##### DATA RECORDS #####

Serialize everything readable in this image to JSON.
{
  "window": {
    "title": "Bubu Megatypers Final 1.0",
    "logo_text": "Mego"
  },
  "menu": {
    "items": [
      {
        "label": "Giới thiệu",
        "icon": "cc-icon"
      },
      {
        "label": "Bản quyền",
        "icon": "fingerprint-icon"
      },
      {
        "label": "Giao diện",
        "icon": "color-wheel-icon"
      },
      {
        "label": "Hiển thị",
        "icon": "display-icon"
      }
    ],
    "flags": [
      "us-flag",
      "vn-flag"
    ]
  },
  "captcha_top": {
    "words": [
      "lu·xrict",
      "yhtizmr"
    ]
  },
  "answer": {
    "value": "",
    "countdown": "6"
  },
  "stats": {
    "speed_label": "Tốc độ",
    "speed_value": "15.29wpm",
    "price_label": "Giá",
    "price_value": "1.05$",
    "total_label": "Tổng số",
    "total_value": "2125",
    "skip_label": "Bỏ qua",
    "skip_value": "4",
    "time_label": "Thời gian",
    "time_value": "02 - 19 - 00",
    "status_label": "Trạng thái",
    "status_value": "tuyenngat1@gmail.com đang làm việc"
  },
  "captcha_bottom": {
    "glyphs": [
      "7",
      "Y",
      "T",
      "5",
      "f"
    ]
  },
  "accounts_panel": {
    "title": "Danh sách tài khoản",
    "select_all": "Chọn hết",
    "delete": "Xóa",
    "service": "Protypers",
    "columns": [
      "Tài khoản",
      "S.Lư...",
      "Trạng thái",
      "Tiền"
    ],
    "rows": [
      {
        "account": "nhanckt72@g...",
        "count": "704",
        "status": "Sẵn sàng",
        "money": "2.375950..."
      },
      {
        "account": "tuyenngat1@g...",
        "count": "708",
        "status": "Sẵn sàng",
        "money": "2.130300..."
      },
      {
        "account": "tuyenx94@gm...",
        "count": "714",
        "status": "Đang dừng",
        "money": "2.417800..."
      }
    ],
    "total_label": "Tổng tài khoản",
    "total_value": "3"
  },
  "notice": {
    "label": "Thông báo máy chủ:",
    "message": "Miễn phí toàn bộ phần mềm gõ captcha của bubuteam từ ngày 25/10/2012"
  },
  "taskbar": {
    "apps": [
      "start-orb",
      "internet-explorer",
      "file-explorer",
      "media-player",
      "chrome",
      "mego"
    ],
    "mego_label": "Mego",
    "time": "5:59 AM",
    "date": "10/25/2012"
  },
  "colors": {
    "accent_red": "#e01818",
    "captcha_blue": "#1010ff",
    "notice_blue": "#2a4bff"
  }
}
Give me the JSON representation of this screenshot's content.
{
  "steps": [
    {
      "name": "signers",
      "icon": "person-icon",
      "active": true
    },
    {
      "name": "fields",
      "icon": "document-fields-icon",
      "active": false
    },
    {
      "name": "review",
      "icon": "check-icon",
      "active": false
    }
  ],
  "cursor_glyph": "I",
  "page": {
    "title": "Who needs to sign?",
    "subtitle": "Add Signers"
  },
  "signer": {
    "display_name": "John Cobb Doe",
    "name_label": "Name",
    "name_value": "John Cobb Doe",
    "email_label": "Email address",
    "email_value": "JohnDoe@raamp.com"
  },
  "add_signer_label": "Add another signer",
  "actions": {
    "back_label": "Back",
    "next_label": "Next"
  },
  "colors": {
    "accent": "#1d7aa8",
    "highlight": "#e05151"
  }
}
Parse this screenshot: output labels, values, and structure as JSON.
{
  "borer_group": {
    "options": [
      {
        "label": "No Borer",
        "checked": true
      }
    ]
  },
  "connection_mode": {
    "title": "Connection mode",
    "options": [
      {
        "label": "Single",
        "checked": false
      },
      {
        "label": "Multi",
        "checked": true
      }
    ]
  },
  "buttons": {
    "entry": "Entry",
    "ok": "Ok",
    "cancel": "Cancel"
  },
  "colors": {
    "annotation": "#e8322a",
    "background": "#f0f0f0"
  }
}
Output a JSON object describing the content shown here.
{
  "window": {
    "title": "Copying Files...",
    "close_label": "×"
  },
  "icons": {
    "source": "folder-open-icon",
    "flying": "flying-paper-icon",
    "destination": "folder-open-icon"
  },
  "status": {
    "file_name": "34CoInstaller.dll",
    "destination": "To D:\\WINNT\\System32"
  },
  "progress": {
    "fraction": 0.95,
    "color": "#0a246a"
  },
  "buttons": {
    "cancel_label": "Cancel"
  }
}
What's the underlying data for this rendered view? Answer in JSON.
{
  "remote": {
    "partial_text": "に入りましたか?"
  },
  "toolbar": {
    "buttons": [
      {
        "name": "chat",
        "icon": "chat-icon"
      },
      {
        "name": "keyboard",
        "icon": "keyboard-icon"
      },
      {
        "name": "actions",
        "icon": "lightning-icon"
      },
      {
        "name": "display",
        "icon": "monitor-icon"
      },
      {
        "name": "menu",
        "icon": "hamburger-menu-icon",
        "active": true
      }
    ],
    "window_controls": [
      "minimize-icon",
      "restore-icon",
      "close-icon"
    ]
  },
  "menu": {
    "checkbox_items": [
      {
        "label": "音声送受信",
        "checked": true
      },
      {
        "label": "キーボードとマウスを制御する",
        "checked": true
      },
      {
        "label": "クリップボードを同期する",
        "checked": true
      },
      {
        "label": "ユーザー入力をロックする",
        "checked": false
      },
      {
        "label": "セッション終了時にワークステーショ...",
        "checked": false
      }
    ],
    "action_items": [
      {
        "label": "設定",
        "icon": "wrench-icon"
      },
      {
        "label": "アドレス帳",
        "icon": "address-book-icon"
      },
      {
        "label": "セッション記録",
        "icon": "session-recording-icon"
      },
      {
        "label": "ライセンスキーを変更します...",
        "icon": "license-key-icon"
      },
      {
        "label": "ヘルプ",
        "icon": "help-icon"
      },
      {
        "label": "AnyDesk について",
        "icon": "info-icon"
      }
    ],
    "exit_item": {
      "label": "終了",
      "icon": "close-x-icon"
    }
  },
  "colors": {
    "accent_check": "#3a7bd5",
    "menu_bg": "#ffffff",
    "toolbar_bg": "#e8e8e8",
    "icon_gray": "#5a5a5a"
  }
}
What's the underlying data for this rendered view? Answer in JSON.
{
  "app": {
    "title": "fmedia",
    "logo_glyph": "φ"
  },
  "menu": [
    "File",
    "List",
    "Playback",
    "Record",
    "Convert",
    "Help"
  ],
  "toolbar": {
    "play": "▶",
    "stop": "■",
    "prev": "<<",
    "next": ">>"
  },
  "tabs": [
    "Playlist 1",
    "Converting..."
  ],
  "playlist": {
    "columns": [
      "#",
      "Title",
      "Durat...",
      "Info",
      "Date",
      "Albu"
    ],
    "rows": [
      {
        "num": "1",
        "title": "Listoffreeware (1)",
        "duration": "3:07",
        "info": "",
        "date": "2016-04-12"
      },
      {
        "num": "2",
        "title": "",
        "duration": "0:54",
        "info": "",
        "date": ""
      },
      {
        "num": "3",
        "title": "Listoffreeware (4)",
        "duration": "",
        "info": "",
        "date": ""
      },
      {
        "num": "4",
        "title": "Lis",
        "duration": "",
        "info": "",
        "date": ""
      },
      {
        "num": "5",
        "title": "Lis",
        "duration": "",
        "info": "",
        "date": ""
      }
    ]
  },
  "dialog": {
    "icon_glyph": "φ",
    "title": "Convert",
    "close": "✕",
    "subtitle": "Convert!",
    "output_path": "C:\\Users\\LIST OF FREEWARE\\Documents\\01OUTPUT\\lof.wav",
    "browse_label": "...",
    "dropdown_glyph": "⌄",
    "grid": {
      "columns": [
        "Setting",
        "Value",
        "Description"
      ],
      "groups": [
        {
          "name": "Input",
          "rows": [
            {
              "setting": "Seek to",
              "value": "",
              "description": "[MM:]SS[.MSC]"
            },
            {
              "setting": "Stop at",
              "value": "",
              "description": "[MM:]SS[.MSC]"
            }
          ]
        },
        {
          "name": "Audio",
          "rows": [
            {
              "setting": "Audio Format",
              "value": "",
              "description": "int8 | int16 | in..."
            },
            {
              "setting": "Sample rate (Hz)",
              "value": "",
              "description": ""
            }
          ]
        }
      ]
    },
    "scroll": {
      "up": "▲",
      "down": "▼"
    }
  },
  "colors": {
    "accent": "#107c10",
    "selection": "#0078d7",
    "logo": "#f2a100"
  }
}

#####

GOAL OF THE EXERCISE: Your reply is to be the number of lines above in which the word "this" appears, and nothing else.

TASK RESPONSE: 5